In 2006, I saw a few episodes of MTV’s reality TV show Final Fu. At the time, I thought the performers displayed physical competence, but not greatness, and I found the level of demonstration and competition disappointing. Head judge Ernie Reyes Jr. praised his players’ abilities to throw a variety of high kicks.
When I subsequently watched auditions for Fox’s televised dance competition, So You Think You Can Dance, I was both delighted and appalled by the disparity in standards. Somehow, I had expected martial austerities to result in a deeper achievement, when compared to the frivolous motivations of dance. But in every city, the top entrants, and even the middling dancers seemed to surpass Final Fu’s competitors in coordination, grace, and overall skill.

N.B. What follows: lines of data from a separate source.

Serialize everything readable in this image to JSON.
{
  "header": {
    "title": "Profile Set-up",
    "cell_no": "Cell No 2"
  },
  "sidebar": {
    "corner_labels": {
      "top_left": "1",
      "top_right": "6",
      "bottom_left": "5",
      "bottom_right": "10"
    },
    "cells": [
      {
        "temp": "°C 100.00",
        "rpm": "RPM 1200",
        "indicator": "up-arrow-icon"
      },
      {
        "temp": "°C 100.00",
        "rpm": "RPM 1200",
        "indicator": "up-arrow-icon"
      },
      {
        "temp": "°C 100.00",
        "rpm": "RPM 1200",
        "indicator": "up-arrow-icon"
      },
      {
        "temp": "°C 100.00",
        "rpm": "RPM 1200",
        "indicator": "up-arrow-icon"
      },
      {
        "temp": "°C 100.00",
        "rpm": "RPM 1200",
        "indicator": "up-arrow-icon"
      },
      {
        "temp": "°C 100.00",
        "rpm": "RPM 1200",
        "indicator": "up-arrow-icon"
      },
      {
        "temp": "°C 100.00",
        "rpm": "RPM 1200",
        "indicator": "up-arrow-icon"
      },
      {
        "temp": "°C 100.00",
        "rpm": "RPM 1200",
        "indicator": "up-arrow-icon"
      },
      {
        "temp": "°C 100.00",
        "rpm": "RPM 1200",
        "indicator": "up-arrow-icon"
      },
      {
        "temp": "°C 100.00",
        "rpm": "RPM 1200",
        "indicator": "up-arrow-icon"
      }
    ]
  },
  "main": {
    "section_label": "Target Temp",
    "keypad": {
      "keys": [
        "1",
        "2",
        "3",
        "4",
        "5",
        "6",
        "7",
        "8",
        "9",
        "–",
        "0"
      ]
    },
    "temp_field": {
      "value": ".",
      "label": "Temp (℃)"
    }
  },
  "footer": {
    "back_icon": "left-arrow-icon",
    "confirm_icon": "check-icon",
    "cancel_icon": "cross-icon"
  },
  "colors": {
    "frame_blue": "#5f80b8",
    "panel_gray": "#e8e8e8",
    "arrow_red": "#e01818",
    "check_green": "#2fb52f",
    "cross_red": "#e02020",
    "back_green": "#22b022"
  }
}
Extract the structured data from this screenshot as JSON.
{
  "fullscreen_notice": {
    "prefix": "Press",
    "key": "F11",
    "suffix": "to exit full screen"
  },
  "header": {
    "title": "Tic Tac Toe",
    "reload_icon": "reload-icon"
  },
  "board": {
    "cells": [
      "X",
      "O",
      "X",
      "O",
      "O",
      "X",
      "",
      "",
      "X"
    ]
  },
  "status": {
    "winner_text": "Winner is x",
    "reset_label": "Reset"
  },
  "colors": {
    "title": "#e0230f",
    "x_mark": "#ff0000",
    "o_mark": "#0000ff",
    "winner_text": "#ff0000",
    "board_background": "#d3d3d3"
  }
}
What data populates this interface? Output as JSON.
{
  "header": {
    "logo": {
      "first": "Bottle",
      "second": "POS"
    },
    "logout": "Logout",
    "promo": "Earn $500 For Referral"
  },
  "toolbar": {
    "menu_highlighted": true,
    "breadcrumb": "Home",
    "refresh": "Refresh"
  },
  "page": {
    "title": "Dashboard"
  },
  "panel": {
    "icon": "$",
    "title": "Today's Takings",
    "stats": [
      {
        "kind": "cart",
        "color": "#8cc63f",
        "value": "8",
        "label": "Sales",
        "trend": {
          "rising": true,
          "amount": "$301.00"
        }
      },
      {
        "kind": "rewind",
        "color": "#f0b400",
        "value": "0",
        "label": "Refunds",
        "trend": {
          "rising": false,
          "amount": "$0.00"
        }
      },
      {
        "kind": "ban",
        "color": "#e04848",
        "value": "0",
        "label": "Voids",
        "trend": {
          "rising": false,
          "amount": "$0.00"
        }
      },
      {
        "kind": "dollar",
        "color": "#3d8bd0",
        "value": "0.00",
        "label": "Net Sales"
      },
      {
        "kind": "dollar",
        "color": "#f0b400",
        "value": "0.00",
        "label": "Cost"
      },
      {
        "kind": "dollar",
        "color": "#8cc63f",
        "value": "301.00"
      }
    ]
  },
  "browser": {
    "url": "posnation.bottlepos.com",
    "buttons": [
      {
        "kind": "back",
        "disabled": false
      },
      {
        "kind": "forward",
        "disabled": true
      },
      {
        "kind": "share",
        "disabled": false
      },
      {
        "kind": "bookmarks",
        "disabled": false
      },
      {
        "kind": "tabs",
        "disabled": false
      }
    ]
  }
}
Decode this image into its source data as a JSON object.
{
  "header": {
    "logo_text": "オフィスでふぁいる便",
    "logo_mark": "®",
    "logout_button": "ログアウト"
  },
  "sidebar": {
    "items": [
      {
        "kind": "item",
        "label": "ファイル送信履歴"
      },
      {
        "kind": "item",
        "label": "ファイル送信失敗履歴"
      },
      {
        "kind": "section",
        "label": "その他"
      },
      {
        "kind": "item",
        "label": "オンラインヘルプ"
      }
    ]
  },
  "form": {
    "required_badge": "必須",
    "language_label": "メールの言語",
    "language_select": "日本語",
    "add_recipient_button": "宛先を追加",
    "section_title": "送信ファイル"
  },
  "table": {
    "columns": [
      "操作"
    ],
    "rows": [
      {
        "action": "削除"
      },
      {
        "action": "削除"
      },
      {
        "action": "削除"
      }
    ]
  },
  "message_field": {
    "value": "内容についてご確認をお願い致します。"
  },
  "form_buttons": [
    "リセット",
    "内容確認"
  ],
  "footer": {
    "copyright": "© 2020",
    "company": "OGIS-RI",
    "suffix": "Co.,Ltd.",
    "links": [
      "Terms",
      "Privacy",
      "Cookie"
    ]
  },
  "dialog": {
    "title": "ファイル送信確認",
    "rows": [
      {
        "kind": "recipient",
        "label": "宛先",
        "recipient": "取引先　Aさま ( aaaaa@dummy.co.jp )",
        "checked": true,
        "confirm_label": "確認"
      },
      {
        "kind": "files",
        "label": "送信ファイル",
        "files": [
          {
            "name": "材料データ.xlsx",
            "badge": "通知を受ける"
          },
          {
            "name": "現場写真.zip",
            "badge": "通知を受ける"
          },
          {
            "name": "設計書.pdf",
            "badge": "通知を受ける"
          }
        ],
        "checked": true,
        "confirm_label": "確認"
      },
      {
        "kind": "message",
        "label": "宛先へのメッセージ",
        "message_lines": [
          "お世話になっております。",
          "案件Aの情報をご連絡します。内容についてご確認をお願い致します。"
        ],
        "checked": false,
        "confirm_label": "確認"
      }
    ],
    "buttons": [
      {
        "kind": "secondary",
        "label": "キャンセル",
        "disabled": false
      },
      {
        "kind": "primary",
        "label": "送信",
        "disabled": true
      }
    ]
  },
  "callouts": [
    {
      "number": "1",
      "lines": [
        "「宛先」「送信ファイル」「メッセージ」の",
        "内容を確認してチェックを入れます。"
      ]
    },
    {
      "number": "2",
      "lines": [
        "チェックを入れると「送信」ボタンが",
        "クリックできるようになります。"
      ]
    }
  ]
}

On at least one occasion, a masterful aerial kicker was rejected outright, for turning in a one-note performance; as head judge Nigel Lythgoe put it, “It takes a lot more than high kicks to be a dancer.”
Dancing is not a martial art, but they have much in common. Proficiency in either demands a body that can speak clearly—whether to convey profound truths, or exquisite lies—because indistinct muttering is no basis for artistic expression. In both arts, it pays to keep a close eye on your partner’s movements. (Other similarities, readers?)
Fellow martial artists, here is your homework assignment: watch at least one episode of So You Think You Can Dance…and reflect on how the judges might critique your own performance.
Nate, Kwoon‘s One-Man Dance Team
So You Think You Can Dance – Season 4